Wednesday, Oct. 2, 2013 | 2 a.m.
How many more rounds of this must America take?
How many more times must the economic neck of the nation have a knife pressed against it by Republicans demanding a ransom?
It seems the answer is at least once more — or twice.
Congress failed to avoid a government shutdown Monday, and Republicans already are gearing up to refuse to raise the debt limit — something that no Congress under any other president has ever refused to do.
But those presidents were not President Barack Obama, the bane of the far right’s existence, and those Congresses were not as infested with members who saw disruption as part of their duty.
As long as Obama is president, these folks will be flush with fever. Opposition to Obama is their raison d’être. America’s national interests are subordinate to their selfish ones.
The far right needs Obama to fail in order to fulfill their most preposterous prophecies. Obama must deal with a Republican-controlled House of Representatives that wants nothing more than his demise. There is nothing between the House and the president but a table of cease-fire and surrender at which no one will sit.
The House Republican caucus is full of Captain Ahabs, and Obama is their Moby Dick.
The president has already said he will not “negotiate on anything when it comes to the full faith and credit of the United States of America.”
Speaker John Boehner, having proved unable to lead the extreme elements of his caucus, has vowed to “continue to do everything we can to repeal the president’s failed health care law.”
Set aside the fact that the law cannot yet be deemed a failure because its provisions are still being phased in and those that have gone into effect seem to be working.
Focus instead on the fundamental disagreement here: The president is saying that he won’t negotiate over a stunt that would destroy our economy and the world’s, while Republicans are saying they are willing to risk it all in order to derail him.
This is not responsible. This is not principled. This is not high-minded. This is personal and dangerous. This is an abuse of instruments of power in pursuit of reprisal.
The subtext to this struggle is most disturbing: Is the drive to destroy the legacy of one president worth endangering the health of a nation? Can a by-any-means strategy be justified when it could cause a by-all-measures disaster?

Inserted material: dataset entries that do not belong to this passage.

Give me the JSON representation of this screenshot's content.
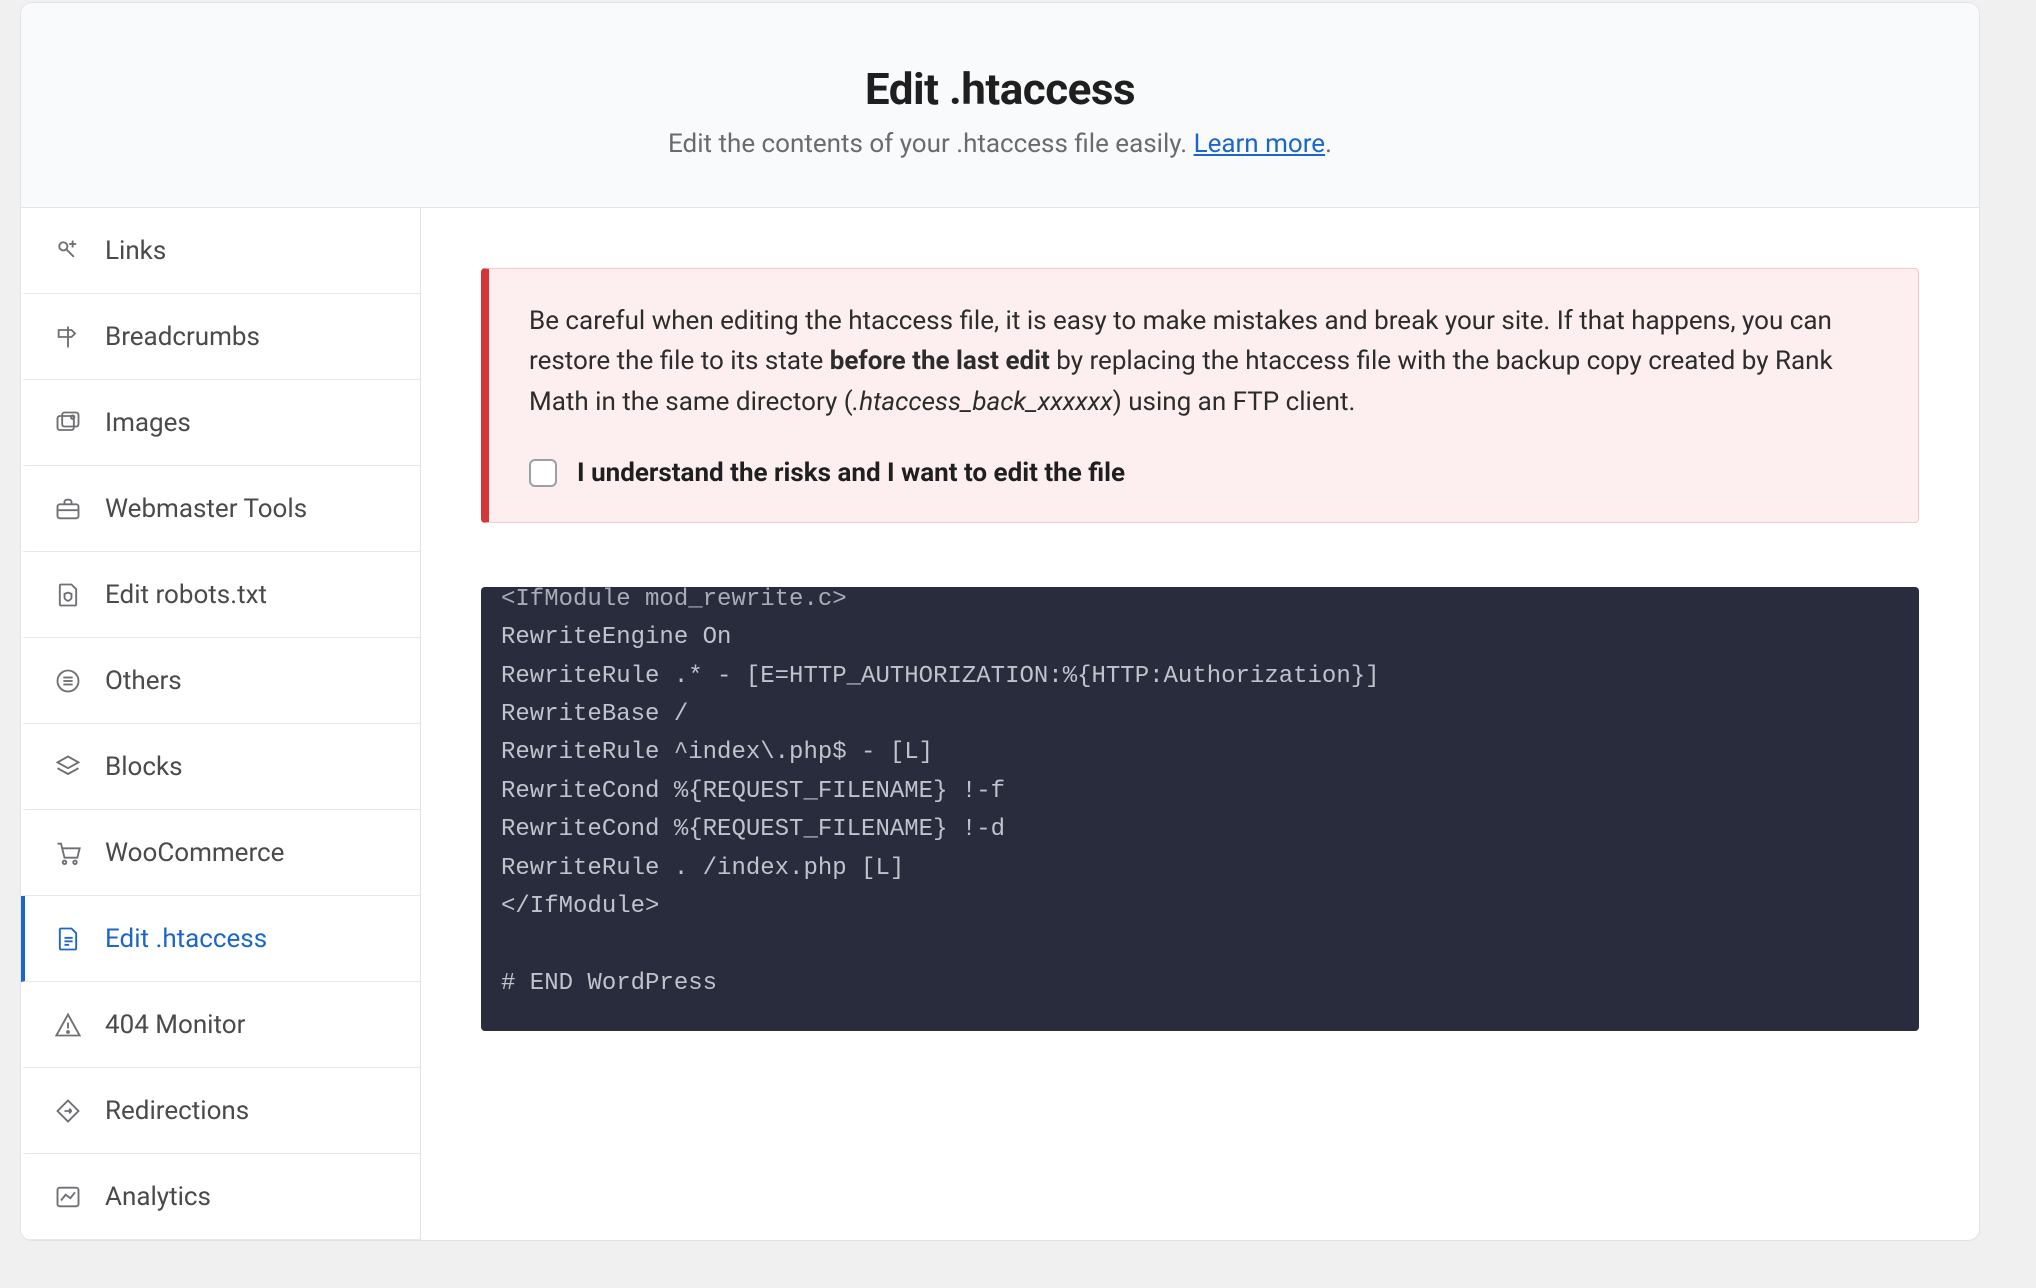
{
  "header": {
    "title": "Edit .htaccess",
    "subtitle_prefix": "Edit the contents of your .htaccess file easily. ",
    "learn_more": "Learn more",
    "subtitle_suffix": "."
  },
  "sidebar": {
    "items": [
      {
        "id": "links",
        "label": "Links"
      },
      {
        "id": "breadcrumbs",
        "label": "Breadcrumbs"
      },
      {
        "id": "images",
        "label": "Images"
      },
      {
        "id": "webmaster-tools",
        "label": "Webmaster Tools"
      },
      {
        "id": "edit-robots",
        "label": "Edit robots.txt"
      },
      {
        "id": "others",
        "label": "Others"
      },
      {
        "id": "blocks",
        "label": "Blocks"
      },
      {
        "id": "woocommerce",
        "label": "WooCommerce"
      },
      {
        "id": "edit-htaccess",
        "label": "Edit .htaccess"
      },
      {
        "id": "404-monitor",
        "label": "404 Monitor"
      },
      {
        "id": "redirections",
        "label": "Redirections"
      },
      {
        "id": "analytics",
        "label": "Analytics"
      }
    ],
    "active_id": "edit-htaccess"
  },
  "warning": {
    "text_before_bold": "Be careful when editing the htaccess file, it is easy to make mistakes and break your site. If that happens, you can restore the file to its state ",
    "bold_text": "before the last edit",
    "text_after_bold_before_italic": " by replacing the htaccess file with the backup copy created by Rank Math in the same directory (",
    "italic_text": ".htaccess_back_xxxxxx",
    "text_after_italic": ") using an FTP client.",
    "consent_label": "I understand the risks and I want to edit the file",
    "consent_checked": false
  },
  "editor": {
    "cut_first_line": "<IfModule mod_rewrite.c>",
    "body": "RewriteEngine On\nRewriteRule .* - [E=HTTP_AUTHORIZATION:%{HTTP:Authorization}]\nRewriteBase /\nRewriteRule ^index\\.php$ - [L]\nRewriteCond %{REQUEST_FILENAME} !-f\nRewriteCond %{REQUEST_FILENAME} !-d\nRewriteRule . /index.php [L]\n</IfModule>\n\n# END WordPress"
  },
  "icons": {
    "links": "links",
    "breadcrumbs": "signpost",
    "images": "images",
    "webmaster-tools": "briefcase",
    "edit-robots": "file-shield",
    "others": "list-circle",
    "blocks": "layers",
    "woocommerce": "cart",
    "edit-htaccess": "file-text",
    "404-monitor": "warning-triangle",
    "redirections": "diamond-arrow",
    "analytics": "chart-line"
  }
}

Individual Republican members of the House — many in safe districts full of constituents who detest this president as much as they do — seem to have answered those questions in the affirmative.

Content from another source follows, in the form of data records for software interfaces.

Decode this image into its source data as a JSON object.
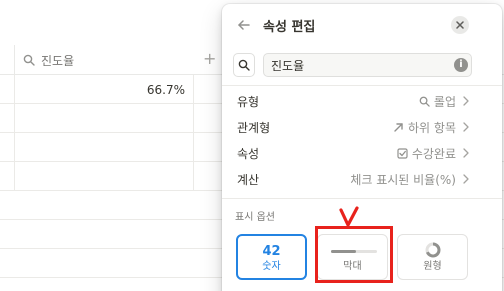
{
  "background_table": {
    "header_label": "진도율",
    "header_icon": "search-icon",
    "add_column_glyph": "+",
    "rows": [
      {
        "value": "66.7%"
      },
      {
        "value": ""
      },
      {
        "value": ""
      },
      {
        "value": ""
      },
      {
        "value": ""
      },
      {
        "value": ""
      },
      {
        "value": ""
      }
    ]
  },
  "panel": {
    "title": "속성 편집",
    "name_input_value": "진도율",
    "info_glyph": "i",
    "properties": [
      {
        "label": "유형",
        "value": "롤업",
        "icon": "search-icon"
      },
      {
        "label": "관계형",
        "value": "하위 항목",
        "icon": "arrow-up-right-icon"
      },
      {
        "label": "속성",
        "value": "수강완료",
        "icon": "checkbox-icon"
      },
      {
        "label": "계산",
        "value": "체크 표시된 비율(%)",
        "icon": ""
      }
    ],
    "display_options_label": "표시 옵션",
    "display_options": {
      "number": {
        "top": "42",
        "label": "숫자",
        "selected": true
      },
      "bar": {
        "label": "막대",
        "selected": false,
        "fill_fraction": 0.55
      },
      "ring": {
        "label": "원형",
        "selected": false
      }
    }
  },
  "colors": {
    "accent": "#2383e2",
    "annotation": "#e8221c",
    "muted_text": "#91918e"
  }
}
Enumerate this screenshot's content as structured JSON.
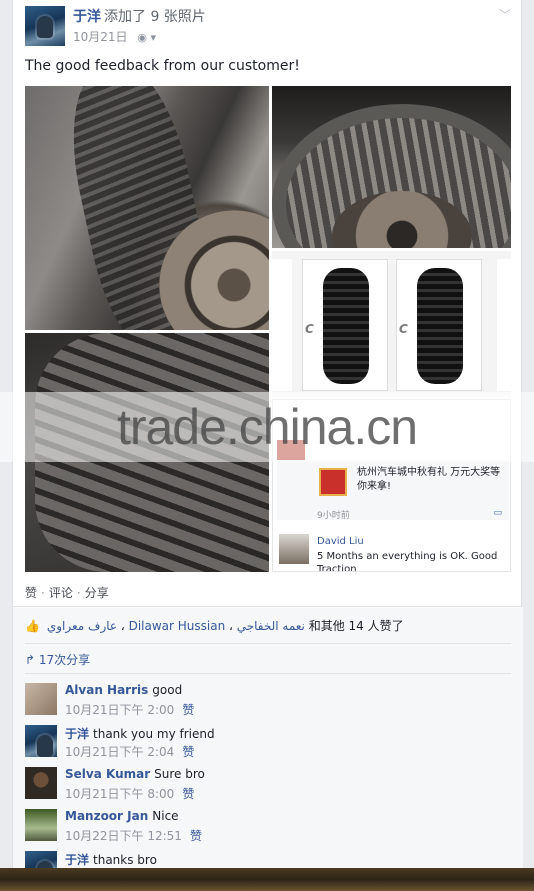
{
  "post": {
    "author": "于洋",
    "action": "添加了 9 张照片",
    "date": "10月21日",
    "privacy_icon": "globe-icon",
    "text": "The good feedback from our customer!"
  },
  "photos": {
    "p3_brand_a": "C",
    "p3_brand_b": "C",
    "p5": {
      "notification_text": "杭州汽车城中秋有礼 万元大奖等你来拿!",
      "notification_time": "9小时前",
      "chat_author": "David Liu",
      "chat_message": "5 Months an everything is OK.  Good Traction"
    }
  },
  "watermark": "trade.china.cn",
  "actions": {
    "like": "赞",
    "comment": "评论",
    "share": "分享"
  },
  "likes": {
    "names": [
      "عارف معراوي",
      "Dilawar Hussian",
      "نعمه الخفاجي"
    ],
    "suffix": "和其他 14 人赞了"
  },
  "shares": "17次分享",
  "comments": [
    {
      "name": "Alvan Harris",
      "text": "good",
      "time": "10月21日下午 2:00",
      "like": "赞"
    },
    {
      "name": "于洋",
      "text": "thank you my friend",
      "time": "10月21日下午 2:04",
      "like": "赞"
    },
    {
      "name": "Selva Kumar",
      "text": "Sure bro",
      "time": "10月21日下午 8:00",
      "like": "赞"
    },
    {
      "name": "Manzoor Jan",
      "text": "Nice",
      "time": "10月22日下午 12:51",
      "like": "赞"
    },
    {
      "name": "于洋",
      "text": "thanks bro",
      "time": "",
      "like": ""
    }
  ]
}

And the House Republican caucus as a whole is banking on the public’s minimal understanding of budgetary minutiae to shield members from the blame for pushing us once more to the brink and possibly over it.
First, let’s understand something: National debt is not the same as household debt or credit card debt.

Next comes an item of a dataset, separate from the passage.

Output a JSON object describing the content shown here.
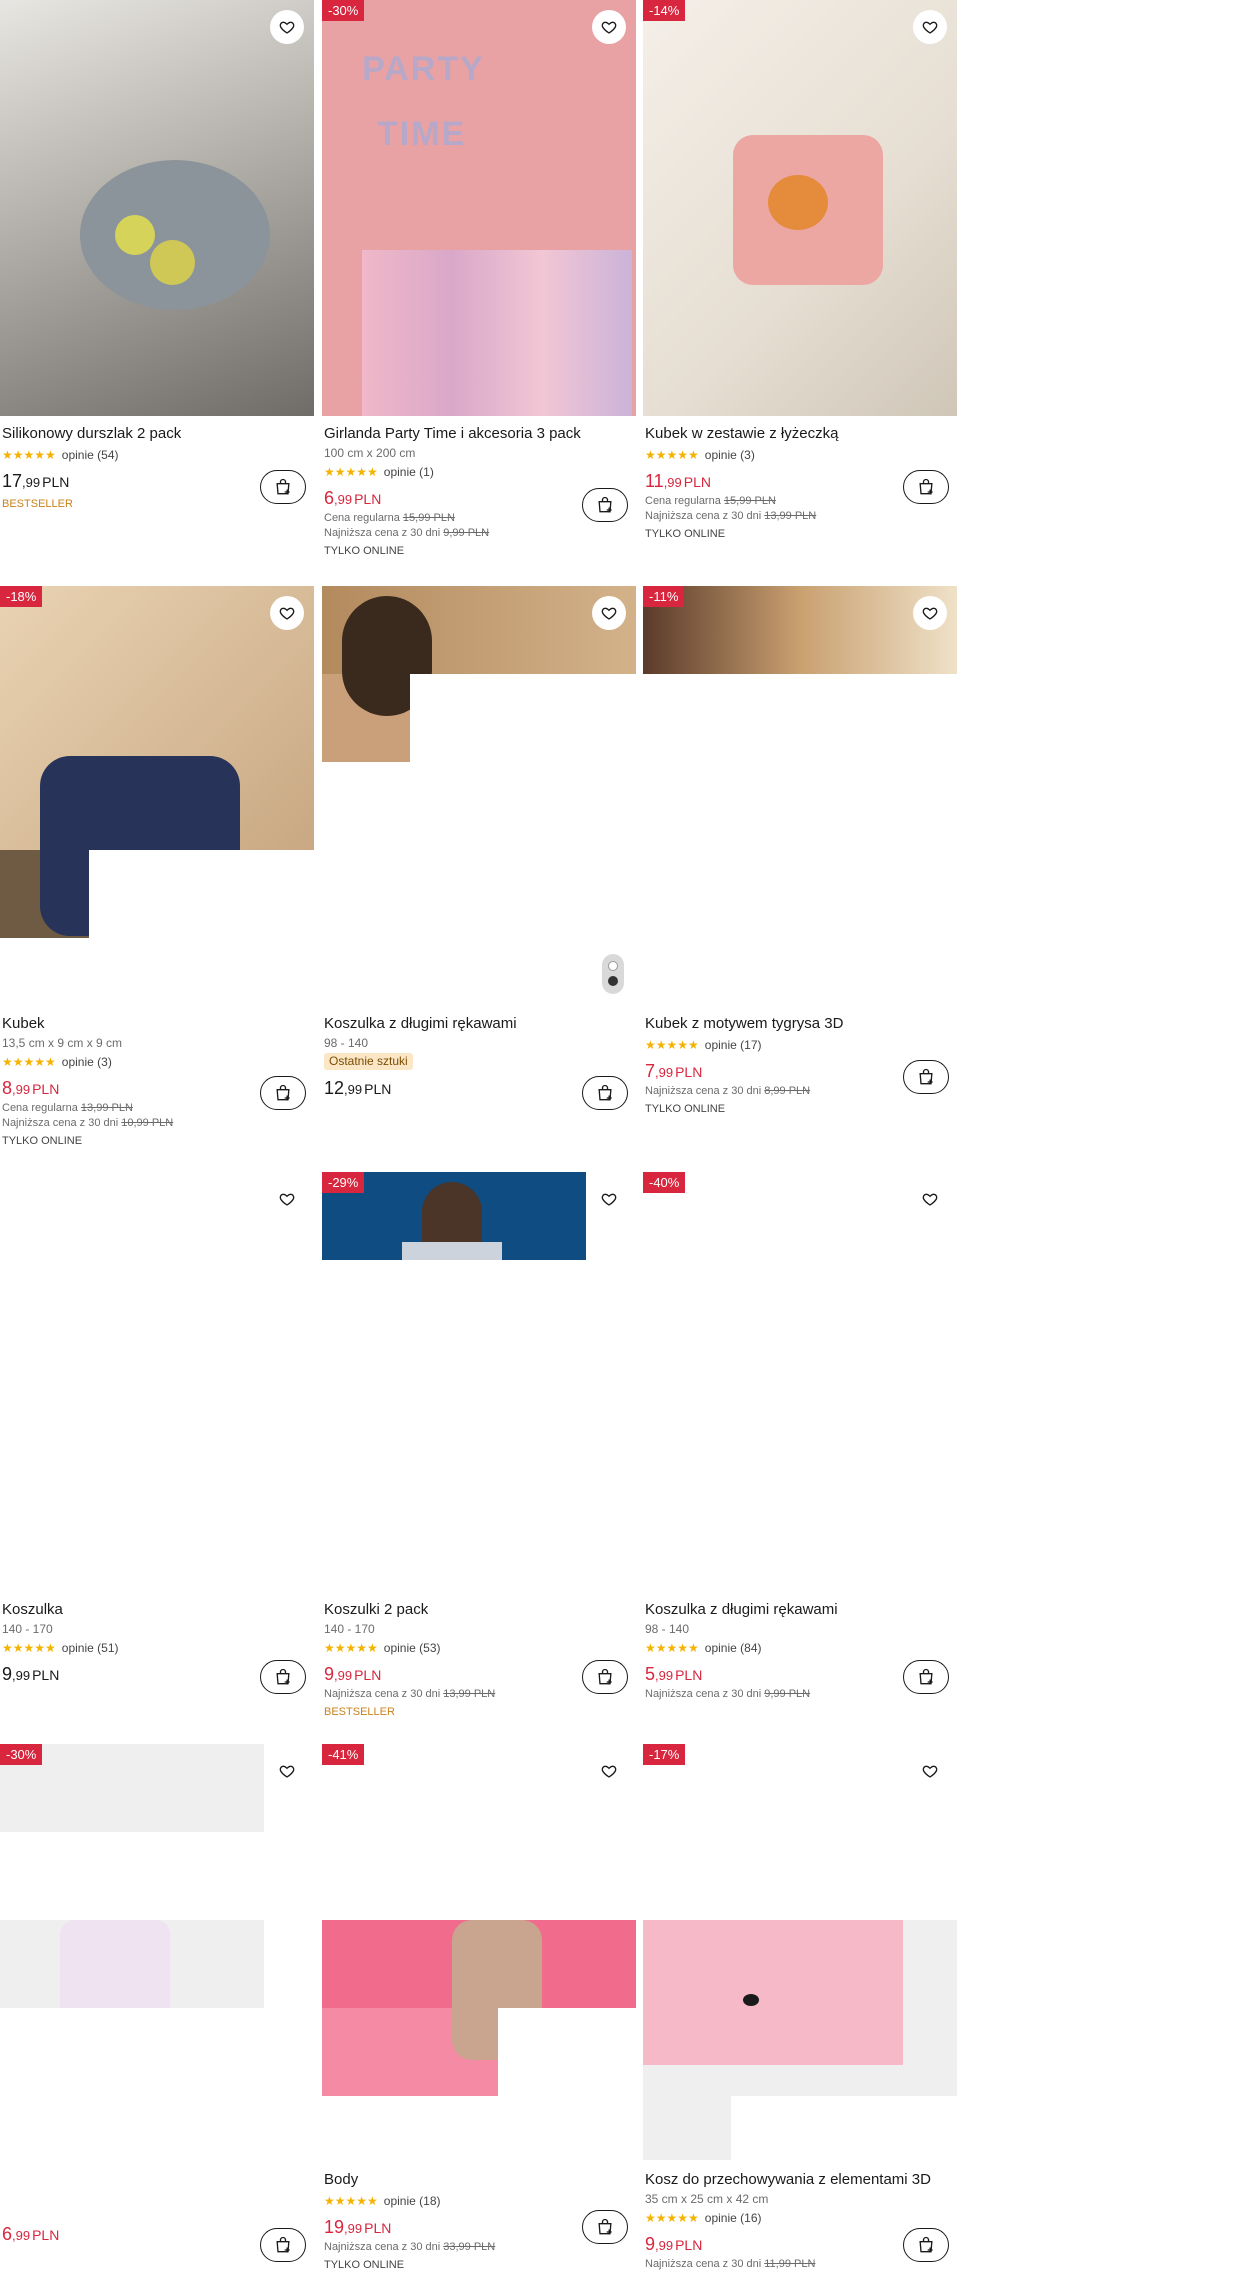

Being in debt and having that debt rise and paying down that debt has been a normal part of government in Western countries for centuries.
The United States has been in debt every year except one. Debt under Obama is not new.
And raising the debt ceiling is not about granting permission to spend more; it’s about borrowing to service the debt that the country has already incurred.
Congress has always raised the debt ceiling. Not doing so now would be catastrophic.
But that concept is sometimes hard for people to grasp. Around the last time the Republicans held the economy hostage over the raising of the debt ceiling, in 2011, the Pew Research Center found that only 18 percent of Americans said they understood very well the implications of not raising the limit, while 32 percent said they understood it fairly well and 47 percent said they did not have a good understanding of what it would mean.
So, with that in mind, it is no wonder recent polls have found that most Americans favor tying spending cuts to the raising of the debt limit, and more prefer not raising it — even if it leads to the country’s defaulting — to raising it without conditions.
Congressional Republicans are banking on that confusion. They just might use Americans’ concerns about the economy to destroy the economy. Only in America.
Charles Blow is a columnist for The New York Times.